One way to model this is as follows.

Say we represented our conscious and sub-conscious processing of stimuli as the center of an arbitrary plane. We can then arrange the various sources of stimuli as dots surrounding this center, and place them near or far depending on how much we can empathize with them at any particular moment in time. In other words, the closer to the center the dot is, the more we perceive them as being connected with the self. The farther out from the center the dot is, the less we perceive them as being connected with the self.

In this model, if we’re experiencing flow playing a musical instrument, the instrument would be placed close to the center. Same would happen if we’re up on the mountain immersed in nature feeling at one with it.

On the other hand, if we cannot understand the thoughts we’re having, those thoughts will be placed far away from the center.

Thus, an implication of this model is that much of what we traditionally consider to be intrinsically connected with the “self,” can, at times, be an “other” with which we cannot empathize.
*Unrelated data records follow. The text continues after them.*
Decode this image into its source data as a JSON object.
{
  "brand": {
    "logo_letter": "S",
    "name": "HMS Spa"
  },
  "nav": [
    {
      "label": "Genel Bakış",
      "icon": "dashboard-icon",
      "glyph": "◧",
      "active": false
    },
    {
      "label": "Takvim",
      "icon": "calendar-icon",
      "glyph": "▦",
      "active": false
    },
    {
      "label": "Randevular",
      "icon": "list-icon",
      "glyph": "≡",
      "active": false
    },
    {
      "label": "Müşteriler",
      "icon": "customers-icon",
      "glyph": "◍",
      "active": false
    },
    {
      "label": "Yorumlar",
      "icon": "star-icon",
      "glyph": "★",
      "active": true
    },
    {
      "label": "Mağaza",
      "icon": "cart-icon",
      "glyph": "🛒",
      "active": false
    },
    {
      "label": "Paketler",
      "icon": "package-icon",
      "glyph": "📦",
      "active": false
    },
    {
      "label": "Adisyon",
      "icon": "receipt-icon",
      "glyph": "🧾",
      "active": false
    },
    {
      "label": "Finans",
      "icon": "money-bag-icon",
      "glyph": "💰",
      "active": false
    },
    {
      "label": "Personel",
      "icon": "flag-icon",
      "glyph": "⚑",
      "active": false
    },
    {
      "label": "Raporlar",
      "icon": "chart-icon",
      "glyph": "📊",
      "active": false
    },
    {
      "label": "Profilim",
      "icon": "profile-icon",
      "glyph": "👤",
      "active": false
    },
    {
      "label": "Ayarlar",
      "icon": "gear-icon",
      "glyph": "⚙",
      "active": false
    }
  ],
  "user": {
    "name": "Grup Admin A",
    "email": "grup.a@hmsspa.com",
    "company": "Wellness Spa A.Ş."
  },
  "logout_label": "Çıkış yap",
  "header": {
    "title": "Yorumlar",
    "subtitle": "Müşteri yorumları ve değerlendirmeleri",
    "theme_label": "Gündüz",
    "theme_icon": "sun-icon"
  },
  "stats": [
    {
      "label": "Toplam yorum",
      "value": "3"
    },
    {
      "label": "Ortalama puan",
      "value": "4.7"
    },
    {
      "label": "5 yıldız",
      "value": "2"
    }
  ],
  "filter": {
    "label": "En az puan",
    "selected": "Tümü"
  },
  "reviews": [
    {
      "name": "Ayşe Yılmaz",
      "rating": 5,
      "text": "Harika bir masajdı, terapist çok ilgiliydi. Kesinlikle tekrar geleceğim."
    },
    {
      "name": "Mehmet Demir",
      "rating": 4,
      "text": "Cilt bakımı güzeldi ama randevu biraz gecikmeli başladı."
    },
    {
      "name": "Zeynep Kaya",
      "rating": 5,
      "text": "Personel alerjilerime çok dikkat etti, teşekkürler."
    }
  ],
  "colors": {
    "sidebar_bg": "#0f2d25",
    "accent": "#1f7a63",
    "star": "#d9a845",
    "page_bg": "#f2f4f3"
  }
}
Moreover, what we traditionally consider to be an “other”, can, at times, be connected with the “self.”

In other words, what constitutes the self and the other can change from moment to moment across time, as our relationship to the various sources of stimuli changes from moment to moment.

In light of this, I will now modify the definition of empathizing as follows:

Empathizing is a state of feeling as if we are connected or at one. Not empathizing is a state of feeling as if we are disconnected or at odds with an “other.” These feelings may last a brief moment or a prolonged duration of time and the “other” may be anything we can perceive as an object, be it a human being, an art object, or an idea.